(Supplied data)

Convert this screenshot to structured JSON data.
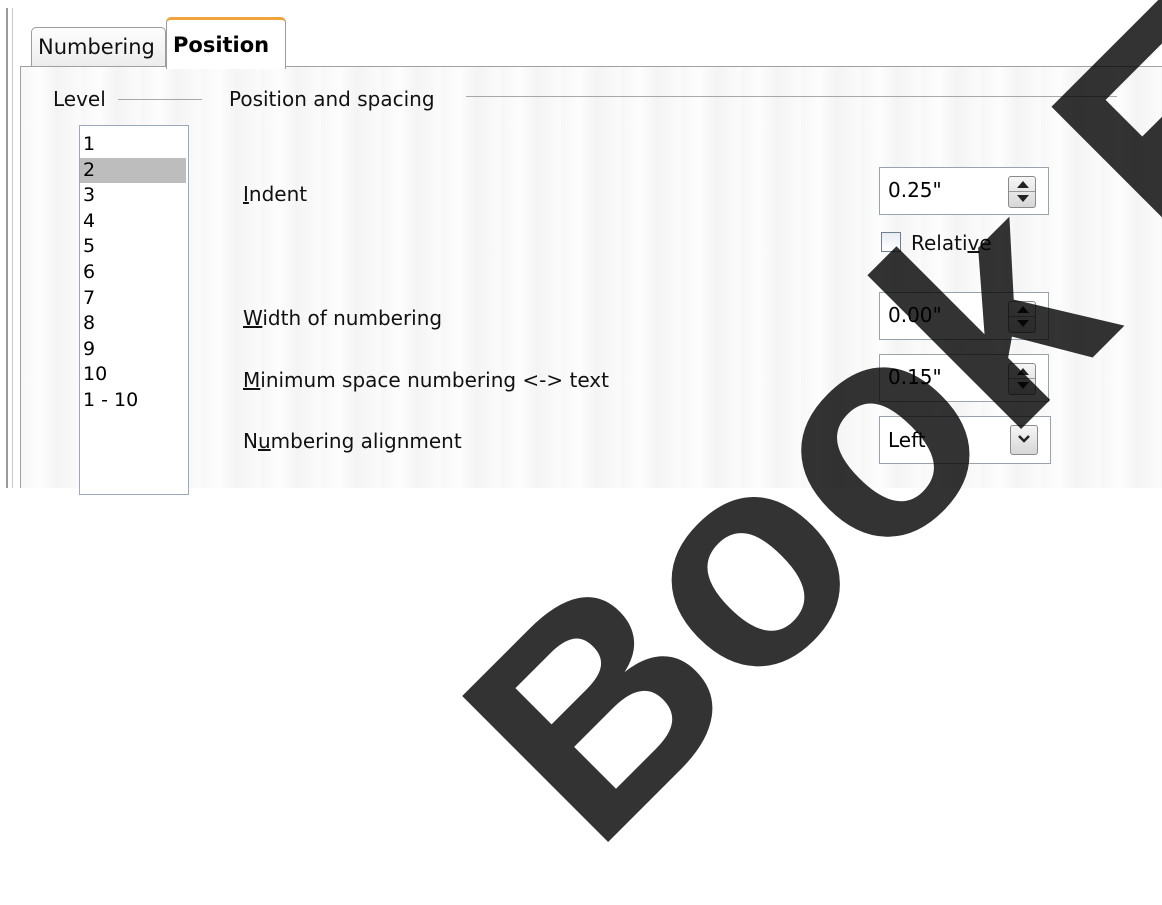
{
  "tabs": [
    {
      "label": "Numbering",
      "active": false
    },
    {
      "label": "Position",
      "active": true
    }
  ],
  "level": {
    "title": "Level",
    "items": [
      "1",
      "2",
      "3",
      "4",
      "5",
      "6",
      "7",
      "8",
      "9",
      "10",
      "1 - 10"
    ],
    "selected": "2"
  },
  "position_spacing": {
    "title": "Position and spacing",
    "indent": {
      "label_pre": "",
      "label_u": "I",
      "label_post": "ndent",
      "value": "0.25\""
    },
    "relative": {
      "label_pre": "Relati",
      "label_u": "v",
      "label_post": "e",
      "checked": false
    },
    "width": {
      "label_pre": "",
      "label_u": "W",
      "label_post": "idth of numbering",
      "value": "0.00\""
    },
    "min_space": {
      "label_pre": "",
      "label_u": "M",
      "label_post": "inimum space numbering <-> text",
      "value": "0.15\""
    },
    "alignment": {
      "label_pre": "N",
      "label_u": "u",
      "label_post": "mbering alignment",
      "value": "Left"
    }
  },
  "watermark": {
    "text": "Book Edi"
  },
  "colors": {
    "tab_accent": "#f0a53c",
    "selected_row": "#bdbdbd"
  },
  "icons": {
    "spin": "spin-up-down-icon",
    "dropdown": "chevron-down-icon"
  }
}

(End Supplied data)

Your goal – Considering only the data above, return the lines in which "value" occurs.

Response –
      "value": "0.25\""
      "value": "0.00\""
      "value": "0.15\""
      "value": "Left"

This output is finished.